In March also shift work was started and Hut 8 was manned 24 hours a day for the rest of the war. In April teleprinting of traffic from Scarborough was begun and the Registration Room was started, all traffic being registered currently. Banburismus was started on some March days and there was a rather depressing period of inexplicable failure before the first break and then the system began to get under way: sooner or later a large part of April and May were broken. There can be no doubt that at this stage the battle was won and the problem was simply one of perfecting methods, of gaining experience, and of obtaining and above all of training staff. These last stages were made much simpler by the pinch of June and July keys.

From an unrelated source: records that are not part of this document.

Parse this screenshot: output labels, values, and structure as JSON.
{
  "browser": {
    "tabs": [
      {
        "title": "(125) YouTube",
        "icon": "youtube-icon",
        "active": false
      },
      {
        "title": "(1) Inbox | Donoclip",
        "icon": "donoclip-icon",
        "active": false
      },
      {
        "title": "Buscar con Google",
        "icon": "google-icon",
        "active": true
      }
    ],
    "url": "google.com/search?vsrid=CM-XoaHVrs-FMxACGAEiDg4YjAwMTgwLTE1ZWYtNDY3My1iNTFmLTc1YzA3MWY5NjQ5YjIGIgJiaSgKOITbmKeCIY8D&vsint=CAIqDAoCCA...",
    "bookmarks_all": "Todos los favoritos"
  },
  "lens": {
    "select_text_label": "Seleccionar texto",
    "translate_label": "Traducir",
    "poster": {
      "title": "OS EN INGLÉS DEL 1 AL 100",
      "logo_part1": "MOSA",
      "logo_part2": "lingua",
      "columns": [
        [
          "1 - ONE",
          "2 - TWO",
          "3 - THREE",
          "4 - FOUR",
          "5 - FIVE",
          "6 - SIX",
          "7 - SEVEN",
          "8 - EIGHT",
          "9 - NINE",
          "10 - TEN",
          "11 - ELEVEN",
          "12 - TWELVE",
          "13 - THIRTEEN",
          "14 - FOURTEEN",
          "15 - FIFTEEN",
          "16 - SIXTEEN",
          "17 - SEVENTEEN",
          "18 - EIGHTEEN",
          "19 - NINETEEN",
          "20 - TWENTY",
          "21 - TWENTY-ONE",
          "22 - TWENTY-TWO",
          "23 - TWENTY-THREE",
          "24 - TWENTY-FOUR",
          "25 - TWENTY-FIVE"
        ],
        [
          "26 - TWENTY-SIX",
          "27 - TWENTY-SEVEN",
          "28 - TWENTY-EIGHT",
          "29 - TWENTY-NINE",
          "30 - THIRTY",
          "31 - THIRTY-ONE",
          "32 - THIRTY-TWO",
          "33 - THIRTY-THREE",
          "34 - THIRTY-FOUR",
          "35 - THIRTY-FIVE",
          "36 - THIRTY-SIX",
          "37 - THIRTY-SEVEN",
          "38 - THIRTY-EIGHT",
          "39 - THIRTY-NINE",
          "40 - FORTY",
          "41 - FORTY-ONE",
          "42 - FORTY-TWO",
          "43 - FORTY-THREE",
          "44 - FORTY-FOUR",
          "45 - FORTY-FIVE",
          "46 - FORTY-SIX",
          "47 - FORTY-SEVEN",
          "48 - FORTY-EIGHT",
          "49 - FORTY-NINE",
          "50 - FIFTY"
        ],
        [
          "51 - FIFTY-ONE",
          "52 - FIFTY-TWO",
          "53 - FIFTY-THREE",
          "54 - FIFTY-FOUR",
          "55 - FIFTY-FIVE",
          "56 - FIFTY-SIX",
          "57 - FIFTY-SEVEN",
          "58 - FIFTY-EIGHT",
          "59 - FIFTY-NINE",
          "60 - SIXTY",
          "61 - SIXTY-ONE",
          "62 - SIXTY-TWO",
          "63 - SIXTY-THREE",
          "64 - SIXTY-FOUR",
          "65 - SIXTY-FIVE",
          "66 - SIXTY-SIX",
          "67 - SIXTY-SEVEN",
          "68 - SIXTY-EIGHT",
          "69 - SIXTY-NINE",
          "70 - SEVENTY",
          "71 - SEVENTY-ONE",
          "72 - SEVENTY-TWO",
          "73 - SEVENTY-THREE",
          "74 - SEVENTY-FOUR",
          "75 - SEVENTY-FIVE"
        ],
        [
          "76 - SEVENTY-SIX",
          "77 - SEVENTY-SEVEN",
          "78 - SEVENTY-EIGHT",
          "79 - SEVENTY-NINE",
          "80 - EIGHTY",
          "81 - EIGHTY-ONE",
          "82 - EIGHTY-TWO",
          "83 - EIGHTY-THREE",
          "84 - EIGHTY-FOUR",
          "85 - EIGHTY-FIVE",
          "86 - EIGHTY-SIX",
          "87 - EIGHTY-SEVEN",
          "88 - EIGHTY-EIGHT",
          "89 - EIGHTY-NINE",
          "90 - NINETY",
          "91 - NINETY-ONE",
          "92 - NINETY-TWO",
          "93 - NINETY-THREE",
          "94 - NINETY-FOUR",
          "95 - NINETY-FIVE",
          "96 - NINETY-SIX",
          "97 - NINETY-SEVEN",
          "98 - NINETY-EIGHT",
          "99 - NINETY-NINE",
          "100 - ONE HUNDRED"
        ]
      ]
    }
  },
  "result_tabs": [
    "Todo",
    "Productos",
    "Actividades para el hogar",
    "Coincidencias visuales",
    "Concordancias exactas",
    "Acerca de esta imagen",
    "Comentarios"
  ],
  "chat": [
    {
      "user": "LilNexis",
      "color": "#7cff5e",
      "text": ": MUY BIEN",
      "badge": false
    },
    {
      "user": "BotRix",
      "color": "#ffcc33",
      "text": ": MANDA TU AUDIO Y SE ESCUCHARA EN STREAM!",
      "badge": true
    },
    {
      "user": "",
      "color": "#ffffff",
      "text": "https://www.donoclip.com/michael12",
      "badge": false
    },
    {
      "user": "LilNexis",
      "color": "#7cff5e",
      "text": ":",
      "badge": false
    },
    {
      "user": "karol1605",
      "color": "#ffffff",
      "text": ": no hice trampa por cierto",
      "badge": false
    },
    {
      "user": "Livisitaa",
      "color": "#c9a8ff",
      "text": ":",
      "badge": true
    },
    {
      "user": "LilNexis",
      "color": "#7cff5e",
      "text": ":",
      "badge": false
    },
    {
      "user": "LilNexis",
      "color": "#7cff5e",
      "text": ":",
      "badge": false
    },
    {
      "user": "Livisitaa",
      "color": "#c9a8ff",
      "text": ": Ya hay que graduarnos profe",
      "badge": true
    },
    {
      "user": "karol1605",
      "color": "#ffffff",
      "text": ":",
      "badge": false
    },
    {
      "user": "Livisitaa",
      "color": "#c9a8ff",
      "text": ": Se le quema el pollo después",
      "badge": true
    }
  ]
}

These last two pinches were a great stroke of good fortune for the bigram tables changed on June 15th and had once again to be reconstructed. The methods of reconstruction were, however, by now efficient and between June 15th and the end of July this task was easily accomplished. Had we not had the keys, all days subsequent to June would have had to be broken on all wheel order cribs and the messages subsequently broken by EINSing: with the lack of bombes and comparatively crude knowledge of cribs which existed at that stage this would have been a slow process and the beginning of what I have called the operational period of Hut 8 would have been delayed by perhaps 2 or 3 months.

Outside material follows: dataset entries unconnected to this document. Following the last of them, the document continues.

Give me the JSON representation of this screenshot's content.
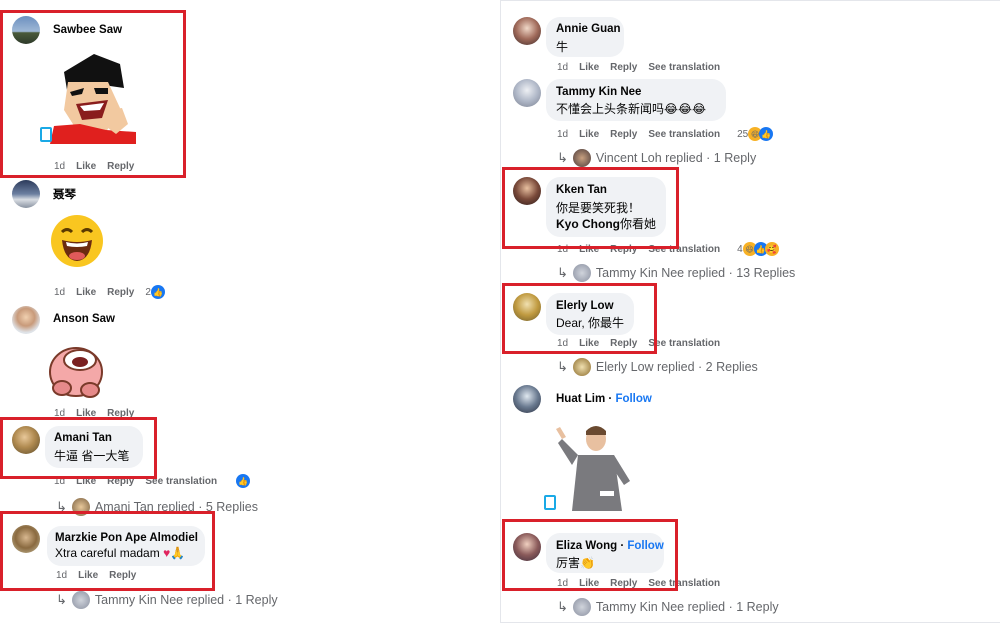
{
  "colors": {
    "highlight_border": "#d9202a",
    "link_blue": "#1877f2",
    "meta_gray": "#65676b",
    "bubble_bg": "#f0f2f5"
  },
  "left": {
    "c1": {
      "name": "Sawbee Saw",
      "time": "1d",
      "like": "Like",
      "reply": "Reply",
      "sticker": "laughing-boy-sticker"
    },
    "c2": {
      "name": "聂琴",
      "time": "1d",
      "like": "Like",
      "reply": "Reply",
      "count": "2",
      "sticker": "laughing-emoji-sticker"
    },
    "c3": {
      "name": "Anson Saw",
      "time": "1d",
      "like": "Like",
      "reply": "Reply",
      "sticker": "pink-character-sticker"
    },
    "c4": {
      "name": "Amani Tan",
      "text": "牛逼 省一大笔",
      "time": "1d",
      "like": "Like",
      "reply": "Reply",
      "translation": "See translation",
      "replied": "Amani Tan replied · 5 Replies"
    },
    "c5": {
      "name": "Marzkie Pon Ape Almodiel",
      "text": "Xtra careful madam",
      "text_emoji": "♥🙏",
      "time": "1d",
      "like": "Like",
      "reply": "Reply",
      "replied": "Tammy Kin Nee replied · 1 Reply"
    }
  },
  "right": {
    "c1": {
      "name": "Annie Guan",
      "text": "牛",
      "time": "1d",
      "like": "Like",
      "reply": "Reply",
      "translation": "See translation"
    },
    "c2": {
      "name": "Tammy Kin Nee",
      "text": "不懂会上头条新闻吗",
      "text_emoji": "😂😂😂",
      "time": "1d",
      "like": "Like",
      "reply": "Reply",
      "translation": "See translation",
      "count": "25",
      "replied": "Vincent Loh replied · 1 Reply"
    },
    "c3": {
      "name": "Kken Tan",
      "text1": "你是要笑死我！",
      "mention": "Kyo Chong",
      "text2": "你看她",
      "time": "1d",
      "like": "Like",
      "reply": "Reply",
      "translation": "See translation",
      "count": "4",
      "replied": "Tammy Kin Nee replied · 13 Replies"
    },
    "c4": {
      "name": "Elerly Low",
      "text": "Dear, 你最牛",
      "time": "1d",
      "like": "Like",
      "reply": "Reply",
      "translation": "See translation",
      "replied": "Elerly Low replied · 2 Replies"
    },
    "c5": {
      "name": "Huat Lim",
      "follow": "Follow",
      "sticker": "man-pointing-gif"
    },
    "c6": {
      "name": "Eliza Wong",
      "follow": "Follow",
      "text": "厉害",
      "text_emoji": "👏",
      "time": "1d",
      "like": "Like",
      "reply": "Reply",
      "translation": "See translation",
      "replied": "Tammy Kin Nee replied · 1 Reply"
    }
  }
}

Throughout these early chapters I have avoided as far as possible all mention of bombes. Bombes are a complicated subject and their workings are to a large extent incomprehensible to the layman but without them Hut 8 and Hut 6 could not have existed and it is essential to attempt to describe briefly the part they played.
The bombe was so called because of the ticking noise it made, supposedly similar to that made by an infernal machine regulated by a clock. From one side a bombe appears to consist of 9 rows of revolving drums, from the other of coils of coloured wire, reminiscent of a Fairisle sweater.
Put briefly the function of a bombe was to take one wheel order at a time and discover which of the 17,000 possible positions of the machine combined with which of the half billion possible Stecker combinations would satisfy the conditions of the problem presented to it. This problem was